KL: Yes, our target demographic was initially people on both coasts that want to grow their own cannabis—in a similar way that people who love beer want to brew their own. But what we have found is that many people who are interested in our GrowBox are patients who are significantly older than what we expected. These people are sick and live in states where cannabis is recommended to them but they have trouble with access. Many live very far from their closest dispensary. New Jersey, Pennsylvania, Georgia, and North Carolina are some of the areas where they live. I was very surprised, actually.
CTY: You have a screen-of-green option to use inside of the GrowBox, which is a component that works very well for larger grow spaces. Has that extra feature been popular?

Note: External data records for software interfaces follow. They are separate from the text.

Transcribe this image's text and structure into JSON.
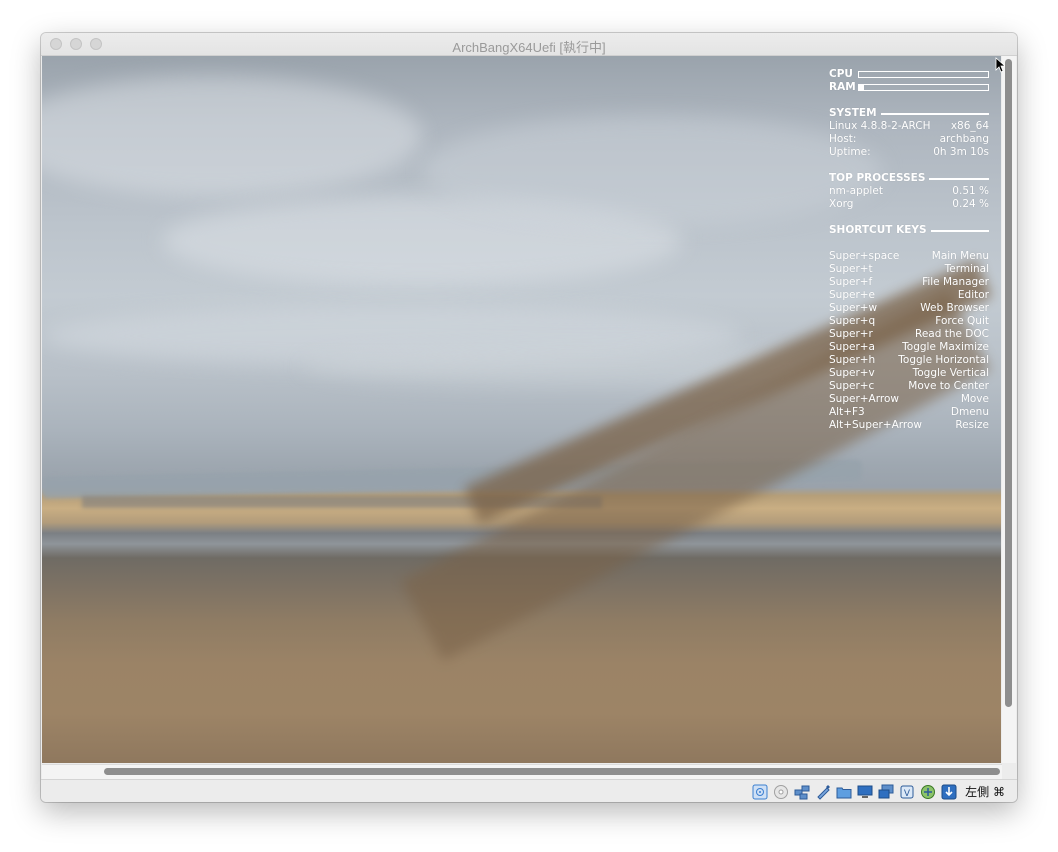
{
  "window": {
    "title": "ArchBangX64Uefi [執行中]"
  },
  "conky": {
    "cpu_label": "CPU",
    "cpu_usage_fraction": 0.0,
    "ram_label": "RAM",
    "ram_usage_fraction": 0.04,
    "system": {
      "header": "SYSTEM",
      "kernel": "Linux 4.8.8-2-ARCH",
      "arch": "x86_64",
      "host_label": "Host:",
      "host_value": "archbang",
      "uptime_label": "Uptime:",
      "uptime_value": "0h 3m 10s"
    },
    "top_processes": {
      "header": "TOP PROCESSES",
      "items": [
        {
          "name": "nm-applet",
          "value": "0.51 %"
        },
        {
          "name": "Xorg",
          "value": "0.24 %"
        }
      ]
    },
    "shortcuts": {
      "header": "SHORTCUT KEYS",
      "items": [
        {
          "key": "Super+space",
          "action": "Main Menu"
        },
        {
          "key": "Super+t",
          "action": "Terminal"
        },
        {
          "key": "Super+f",
          "action": "File Manager"
        },
        {
          "key": "Super+e",
          "action": "Editor"
        },
        {
          "key": "Super+w",
          "action": "Web Browser"
        },
        {
          "key": "Super+q",
          "action": "Force Quit"
        },
        {
          "key": "Super+r",
          "action": "Read the DOC"
        },
        {
          "key": "Super+a",
          "action": "Toggle Maximize"
        },
        {
          "key": "Super+h",
          "action": "Toggle Horizontal"
        },
        {
          "key": "Super+v",
          "action": "Toggle Vertical"
        },
        {
          "key": "Super+c",
          "action": "Move to Center"
        },
        {
          "key": "Super+Arrow",
          "action": "Move"
        },
        {
          "key": "Alt+F3",
          "action": "Dmenu"
        },
        {
          "key": "Alt+Super+Arrow",
          "action": "Resize"
        }
      ]
    }
  },
  "statusbar": {
    "icons": [
      "hard-disk-icon",
      "optical-drive-icon",
      "network-icon",
      "usb-icon",
      "shared-folder-icon",
      "display-icon",
      "video-capture-icon",
      "cpu-icon",
      "mouse-integration-icon",
      "keyboard-icon"
    ],
    "host_key": "左側 ⌘"
  },
  "colors": {
    "accent_blue": "#3b7fd0",
    "text_white": "#ffffff"
  }
}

KL: Yes, the screen really helps tuck in the plant as it gets large. When the plants produce buds, it makes it so that they don’t hit the walls when they get big. It improves the plant’s form and keeps it level. It helps by concentrating the plant, which creates more space. When it comes down to it, all you need to do while the plant is growing is top it and change the water once per week. That’s about it. Other than that, the system takes care of itself. I see both the Ecoqube and GrowBox as an easy way for people to be in touch with something living, without a lot of (upkeep). We worked very hard to package that into something that’s beautiful and people can enjoy.